 The late Ming monk Yunqi Jianhong (Jpn. Unsei Shukō雲棲袾宏, 1535–1615) is famous as the representative of chanting the name of Amitāyus Buddha. Yunqi entered Mt. Yunqi雲棲山 in Hangzhou杭州 to found the Yunqi Monastery雲棲寺, and was active in reciting the Buddha’s name. It is reported that he had over 1,000 disciples. Yinyuan Longqi (Jpn. Ingen Ryūki隠元隆琦, 1592–1673), who established the Ōbaku School of Zen in Japan, taught the Pure Land Zen of Yunqi.
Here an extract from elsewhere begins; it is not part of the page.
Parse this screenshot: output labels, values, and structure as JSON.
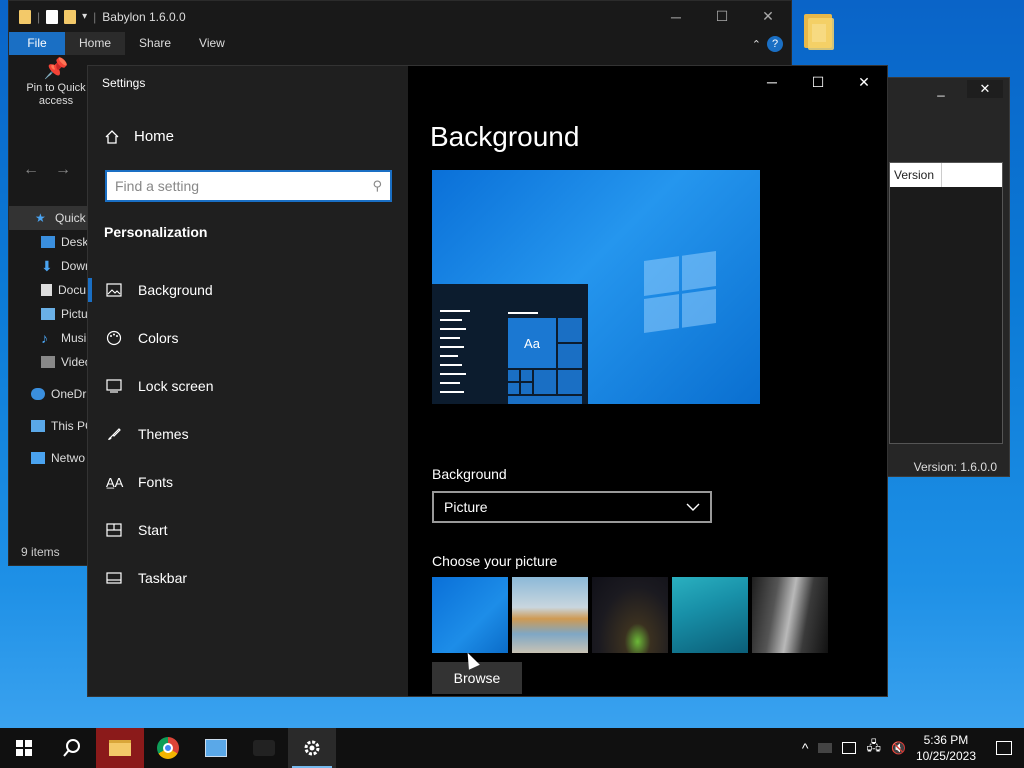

 Pure Land Zen was extremely popular in China after the Yuan and Ming Dynasties. For that reason, while in the history of Japanese Buddhism Zen and Pure Land were not practiced together, in Chinese Buddhism Zen and Pure Land were integrated to become a single school. This is unlike the situation in Japan in which Zen or Pure Land were each transmitted separately without intermixing.